Prime Minister Binyamin Netanyahu denied Saturday that he is only pretending to seek a two-state solution, as Deputy Defense Minister Danny Danon hinted broadly in a weekend interview.
Danon’s comments “do not represent the position of Prime Minister Binyamin Netanyahu and the government of Israel,” sources in the Prime Minister's Office told the Times of Israel in response to Danon’s interview, which the same news outlet published Thursday.
The sources said that the prime minister “is interested in a resumption of negotiations without preconditions,” and that his positions regarding support for a two-state solution remain in force.
“Look at the government: there was never a government discussion, resolution or vote about the two-state solution,” Danon had said. “If you will bring it to a vote in the government — nobody will bring it to a vote, it’s not smart to do it — but if you bring it to a vote, you will see the majority of Likud ministers, along with the Jewish Home [party], will be against it.”
Danon said Netanyahu calls for peace talks despite his government’s opposition “because he knows Israel will never arrive at an agreement with the Palestinians,” the Times of Israel said (this phrase is not a quote from Danon, however, but from the reporter's account of what he said).
“Today we’re not fighting it [Netanyahu’s declared goal of a Palestinian state],” Danon said, “but if there will be a move to promote a two-state solution, you will see forces blocking it within the party and the government.”
The deputy minister said “there is no majority for a two-state solution” among the 31 lawmakers that make up the Likud-Yisrael Beytenu Knesset faction.

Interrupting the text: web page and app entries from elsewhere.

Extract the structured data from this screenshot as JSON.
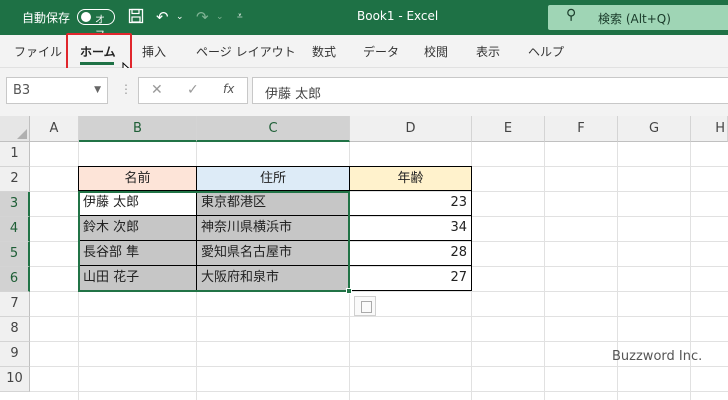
{
  "titlebar": {
    "autosave_label": "自動保存",
    "autosave_state": "オフ",
    "save_icon": "save-icon",
    "undo_icon": "undo-icon",
    "redo_icon": "redo-icon",
    "customize_icon": "customize-qat-icon",
    "title": "Book1  -  Excel",
    "search_label": "検索 (Alt+Q)",
    "accent": "#1e7145"
  },
  "ribbon": {
    "tabs": [
      "ファイル",
      "ホーム",
      "挿入",
      "ページ レイアウト",
      "数式",
      "データ",
      "校閲",
      "表示",
      "ヘルプ"
    ],
    "active_tab": "ホーム",
    "highlight_color": "#e0262c"
  },
  "formula_bar": {
    "name_box": "B3",
    "cancel_icon": "✕",
    "enter_icon": "✓",
    "fx_label": "fx",
    "value": "伊藤 太郎"
  },
  "sheet": {
    "columns": [
      "A",
      "B",
      "C",
      "D",
      "E",
      "F",
      "G",
      "H"
    ],
    "rows": [
      "1",
      "2",
      "3",
      "4",
      "5",
      "6",
      "7",
      "8",
      "9",
      "10"
    ],
    "header": {
      "name": "名前",
      "address": "住所",
      "age": "年齢"
    },
    "records": [
      {
        "name": "伊藤 太郎",
        "address": "東京都港区",
        "age": "23"
      },
      {
        "name": "鈴木 次郎",
        "address": "神奈川県横浜市",
        "age": "34"
      },
      {
        "name": "長谷部 隼",
        "address": "愛知県名古屋市",
        "age": "28"
      },
      {
        "name": "山田 花子",
        "address": "大阪府和泉市",
        "age": "27"
      }
    ],
    "header_colors": {
      "name": "#fde4d8",
      "address": "#ddebf7",
      "age": "#fff2cc"
    },
    "selection_range": "B3:C6"
  },
  "watermark": "Buzzword Inc."
}
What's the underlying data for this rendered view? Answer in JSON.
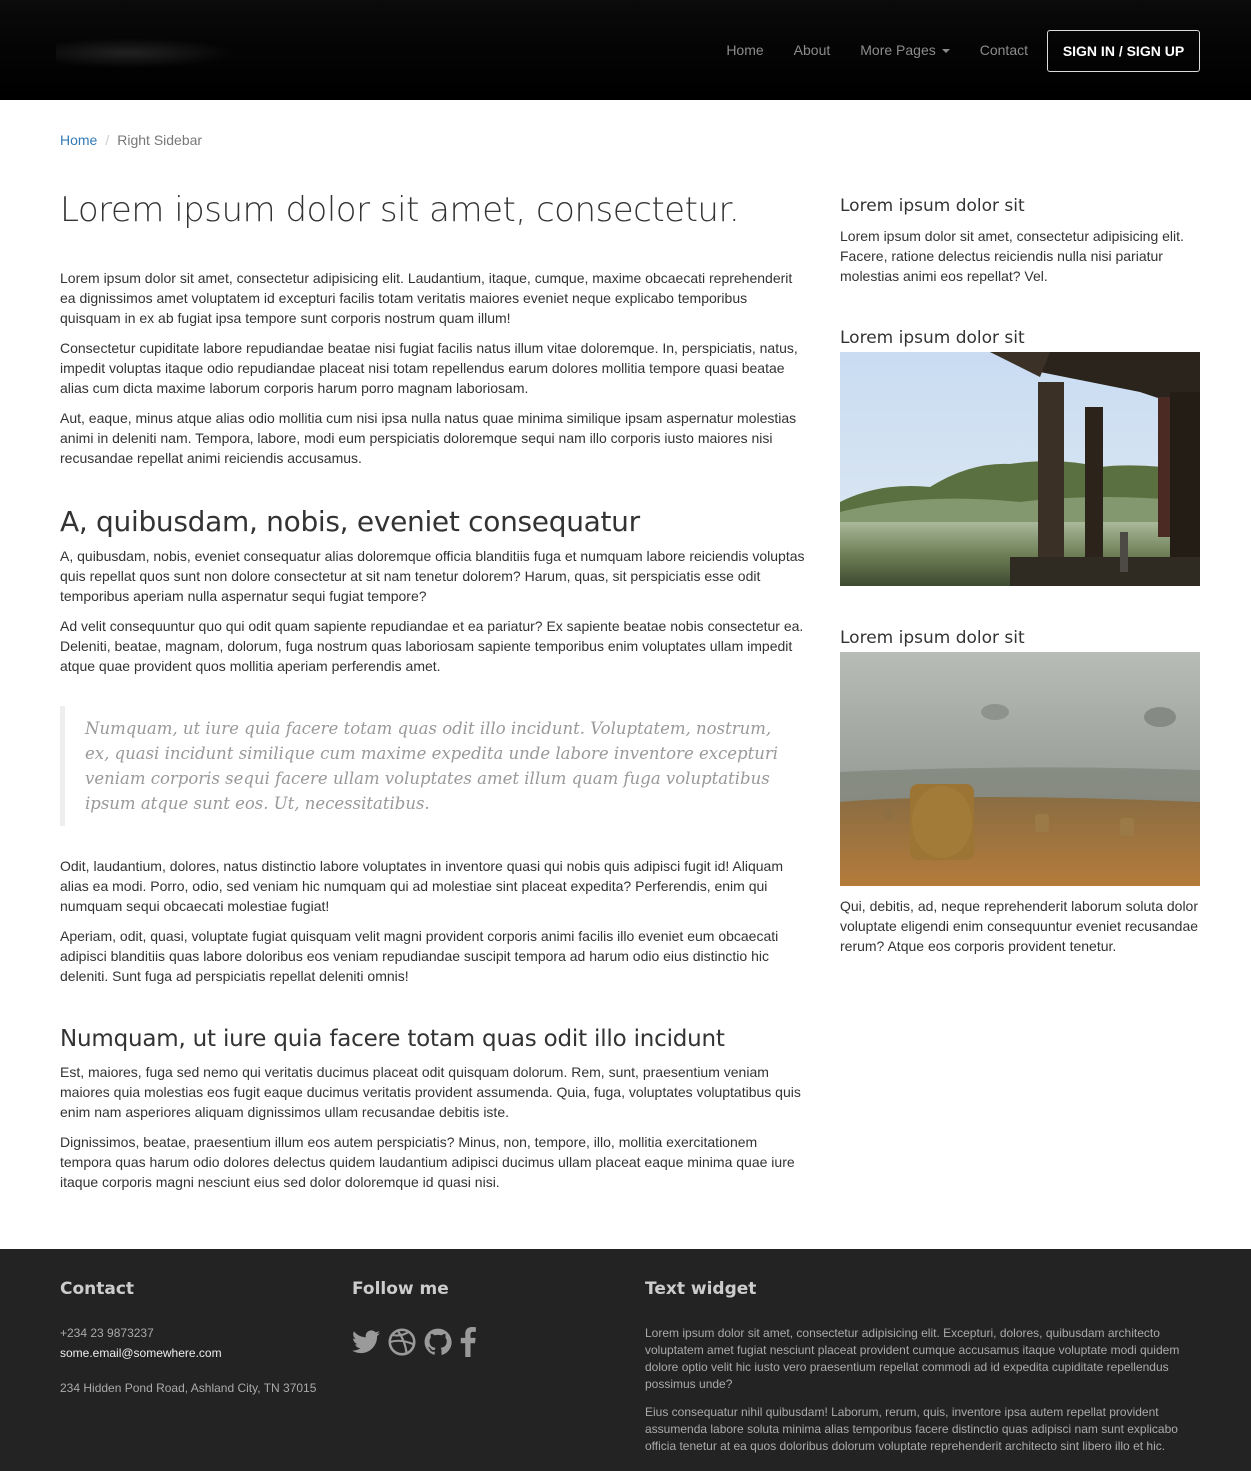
{
  "header": {
    "nav": [
      "Home",
      "About",
      "More Pages",
      "Contact"
    ],
    "signin_label": "SIGN IN / SIGN UP"
  },
  "breadcrumb": {
    "home": "Home",
    "current": "Right Sidebar"
  },
  "main": {
    "title": "Lorem ipsum dolor sit amet, consectetur.",
    "p1": "Lorem ipsum dolor sit amet, consectetur adipisicing elit. Laudantium, itaque, cumque, maxime obcaecati reprehenderit ea dignissimos amet voluptatem id excepturi facilis totam veritatis maiores eveniet neque explicabo temporibus quisquam in ex ab fugiat ipsa tempore sunt corporis nostrum quam illum!",
    "p2": "Consectetur cupiditate labore repudiandae beatae nisi fugiat facilis natus illum vitae doloremque. In, perspiciatis, natus, impedit voluptas itaque odio repudiandae placeat nisi totam repellendus earum dolores mollitia tempore quasi beatae alias cum dicta maxime laborum corporis harum porro magnam laboriosam.",
    "p3": "Aut, eaque, minus atque alias odio mollitia cum nisi ipsa nulla natus quae minima similique ipsam aspernatur molestias animi in deleniti nam. Tempora, labore, modi eum perspiciatis doloremque sequi nam illo corporis iusto maiores nisi recusandae repellat animi reiciendis accusamus.",
    "h2": "A, quibusdam, nobis, eveniet consequatur",
    "p4": "A, quibusdam, nobis, eveniet consequatur alias doloremque officia blanditiis fuga et numquam labore reiciendis voluptas quis repellat quos sunt non dolore consectetur at sit nam tenetur dolorem? Harum, quas, sit perspiciatis esse odit temporibus aperiam nulla aspernatur sequi fugiat tempore?",
    "p5": "Ad velit consequuntur quo qui odit quam sapiente repudiandae et ea pariatur? Ex sapiente beatae nobis consectetur ea. Deleniti, beatae, magnam, dolorum, fuga nostrum quas laboriosam sapiente temporibus enim voluptates ullam impedit atque quae provident quos mollitia aperiam perferendis amet.",
    "quote": "Numquam, ut iure quia facere totam quas odit illo incidunt. Voluptatem, nostrum, ex, quasi incidunt similique cum maxime expedita unde labore inventore excepturi veniam corporis sequi facere ullam voluptates amet illum quam fuga voluptatibus ipsum atque sunt eos. Ut, necessitatibus.",
    "p6": "Odit, laudantium, dolores, natus distinctio labore voluptates in inventore quasi qui nobis quis adipisci fugit id! Aliquam alias ea modi. Porro, odio, sed veniam hic numquam qui ad molestiae sint placeat expedita? Perferendis, enim qui numquam sequi obcaecati molestiae fugiat!",
    "p7": "Aperiam, odit, quasi, voluptate fugiat quisquam velit magni provident corporis animi facilis illo eveniet eum obcaecati adipisci blanditiis quas labore doloribus eos veniam repudiandae suscipit tempora ad harum odio eius distinctio hic deleniti. Sunt fuga ad perspiciatis repellat deleniti omnis!",
    "h3": "Numquam, ut iure quia facere totam quas odit illo incidunt",
    "p8": "Est, maiores, fuga sed nemo qui veritatis ducimus placeat odit quisquam dolorum. Rem, sunt, praesentium veniam maiores quia molestias eos fugit eaque ducimus veritatis provident assumenda. Quia, fuga, voluptates voluptatibus quis enim nam asperiores aliquam dignissimos ullam recusandae debitis iste.",
    "p9": "Dignissimos, beatae, praesentium illum eos autem perspiciatis? Minus, non, tempore, illo, mollitia exercitationem tempora quas harum odio dolores delectus quidem laudantium adipisci ducimus ullam placeat eaque minima quae iure itaque corporis magni nesciunt eius sed dolor doloremque id quasi nisi."
  },
  "sidebar": {
    "w1_title": "Lorem ipsum dolor sit",
    "w1_text": "Lorem ipsum dolor sit amet, consectetur adipisicing elit. Facere, ratione delectus reiciendis nulla nisi pariatur molestias animi eos repellat? Vel.",
    "w2_title": "Lorem ipsum dolor sit",
    "w3_title": "Lorem ipsum dolor sit",
    "w3_text": "Qui, debitis, ad, neque reprehenderit laborum soluta dolor voluptate eligendi enim consequuntur eveniet recusandae rerum? Atque eos corporis provident tenetur."
  },
  "footer": {
    "contact_title": "Contact",
    "phone": "+234 23 9873237",
    "email": "some.email@somewhere.com",
    "address": "234 Hidden Pond Road, Ashland City, TN 37015",
    "follow_title": "Follow me",
    "social_icons": [
      "twitter-icon",
      "dribbble-icon",
      "github-icon",
      "facebook-icon"
    ],
    "text_title": "Text widget",
    "text_p1": "Lorem ipsum dolor sit amet, consectetur adipisicing elit. Excepturi, dolores, quibusdam architecto voluptatem amet fugiat nesciunt placeat provident cumque accusamus itaque voluptate modi quidem dolore optio velit hic iusto vero praesentium repellat commodi ad id expedita cupiditate repellendus possimus unde?",
    "text_p2": "Eius consequatur nihil quibusdam! Laborum, rerum, quis, inventore ipsa autem repellat provident assumenda labore soluta minima alias temporibus facere distinctio quas adipisci nam sunt explicabo officia tenetur at ea quos doloribus dolorum voluptate reprehenderit architecto sint libero illo et hic."
  },
  "colors": {
    "navbar_bg": "#000000",
    "link_blue": "#337ab7",
    "footer_bg": "#232323"
  }
}
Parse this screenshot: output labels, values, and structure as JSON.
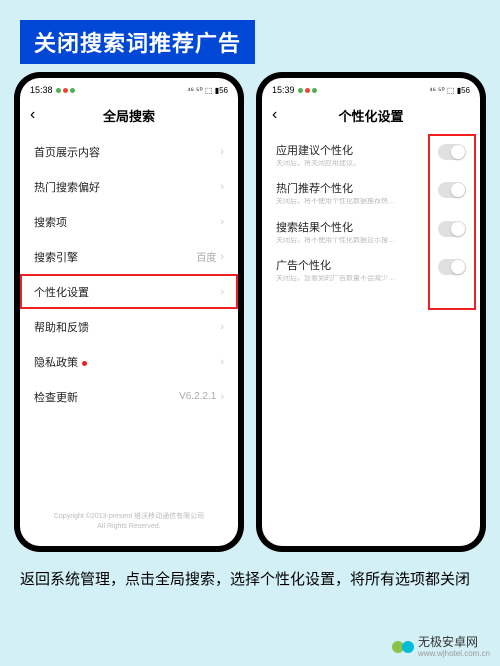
{
  "banner": "关闭搜索词推荐广告",
  "caption": "返回系统管理，点击全局搜索，选择个性化设置，将所有选项都关闭",
  "watermark": {
    "name": "无极安卓网",
    "url": "www.wjhotel.com.cn"
  },
  "left": {
    "time": "15:38",
    "signal": "⁴⁶ ⁵⁰ ⬚ ▮56",
    "title": "全局搜索",
    "rows": [
      {
        "label": "首页展示内容",
        "value": ""
      },
      {
        "label": "热门搜索偏好",
        "value": ""
      },
      {
        "label": "搜索项",
        "value": ""
      },
      {
        "label": "搜索引擎",
        "value": "百度"
      },
      {
        "label": "个性化设置",
        "value": "",
        "highlight": true
      },
      {
        "label": "帮助和反馈",
        "value": ""
      },
      {
        "label": "隐私政策",
        "value": "",
        "dot": true
      },
      {
        "label": "检查更新",
        "value": "V6.2.2.1"
      }
    ],
    "footer1": "Copyright ©2013-present 维沃移动通信有限公司",
    "footer2": "All Rights Reserved."
  },
  "right": {
    "time": "15:39",
    "signal": "⁴⁶ ⁵⁰ ⬚ ▮56",
    "title": "个性化设置",
    "items": [
      {
        "label": "应用建议个性化",
        "desc": "关闭后，将关闭应用建议。"
      },
      {
        "label": "热门推荐个性化",
        "desc": "关闭后，将不使用个性化数据推荐热门推荐内容。"
      },
      {
        "label": "搜索结果个性化",
        "desc": "关闭后，将不使用个性化数据显示搜索结果及对结果排序。"
      },
      {
        "label": "广告个性化",
        "desc": "关闭后，您看到的广告数量不会减少，但将不使用个性化数据显示广告。"
      }
    ]
  }
}
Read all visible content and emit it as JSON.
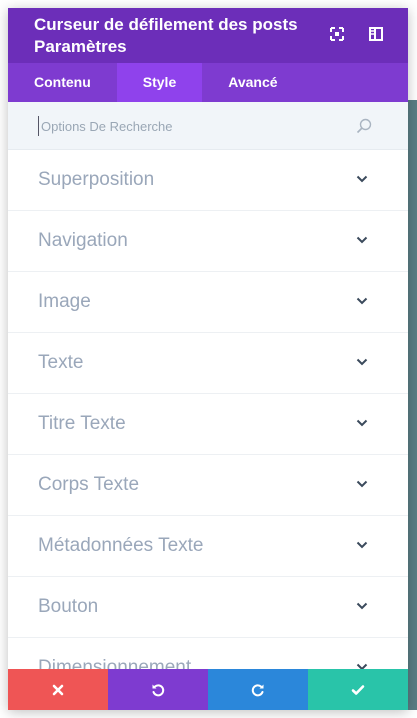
{
  "header": {
    "title_line1": "Curseur de défilement des posts",
    "title_line2": "Paramètres",
    "expand_icon": "expand-icon",
    "sidebar_icon": "sidebar-toggle-icon"
  },
  "tabs": [
    {
      "label": "Contenu",
      "active": false
    },
    {
      "label": "Style",
      "active": true
    },
    {
      "label": "Avancé",
      "active": false
    }
  ],
  "search": {
    "placeholder": "Options De Recherche",
    "icon": "search-icon"
  },
  "sections": [
    {
      "label": "Superposition"
    },
    {
      "label": "Navigation"
    },
    {
      "label": "Image"
    },
    {
      "label": "Texte"
    },
    {
      "label": "Titre Texte"
    },
    {
      "label": "Corps Texte"
    },
    {
      "label": "Métadonnées Texte"
    },
    {
      "label": "Bouton"
    },
    {
      "label": "Dimensionnement"
    }
  ],
  "footer": {
    "discard_icon": "close-icon",
    "undo_icon": "undo-icon",
    "redo_icon": "redo-icon",
    "save_icon": "check-icon"
  },
  "colors": {
    "header": "#6c2eb9",
    "tabs": "#7e3bd0",
    "tab_active": "#8f42ec",
    "discard": "#ef5555",
    "undo": "#7e3bd0",
    "redo": "#2b87da",
    "save": "#29c4a9"
  }
}
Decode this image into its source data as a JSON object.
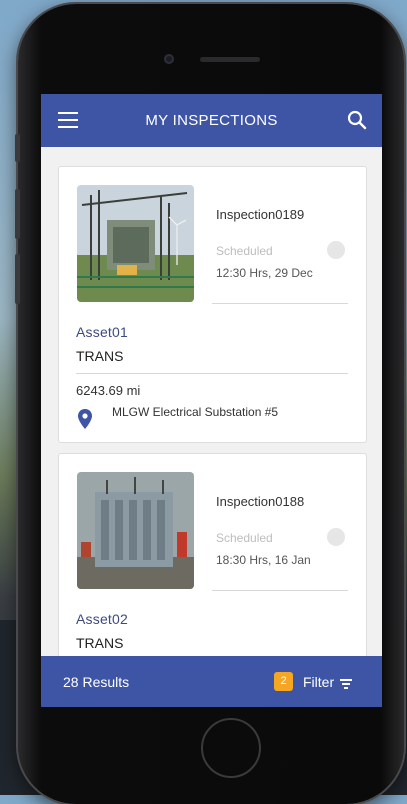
{
  "header": {
    "title": "MY INSPECTIONS",
    "menu_icon": "menu-icon",
    "search_icon": "search-icon"
  },
  "inspections": [
    {
      "id": "Inspection0189",
      "status": "Scheduled",
      "time": "12:30 Hrs, 29 Dec",
      "asset": "Asset01",
      "asset_type": "TRANS",
      "distance": "6243.69 mi",
      "location": "MLGW Electrical Substation #5"
    },
    {
      "id": "Inspection0188",
      "status": "Scheduled",
      "time": "18:30 Hrs, 16 Jan",
      "asset": "Asset02",
      "asset_type": "TRANS"
    }
  ],
  "footer": {
    "results": "28 Results",
    "filter_count": "2",
    "filter_label": "Filter"
  },
  "colors": {
    "primary": "#3e55a6",
    "badge": "#f5a623",
    "asset_text": "#3e4a80"
  }
}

The Likud party’s central committee passed a motion against the creation of a Palestinian state about 10 years ago, Danon added, and this means that the party legally was bound to oppose the idea of two states for two people.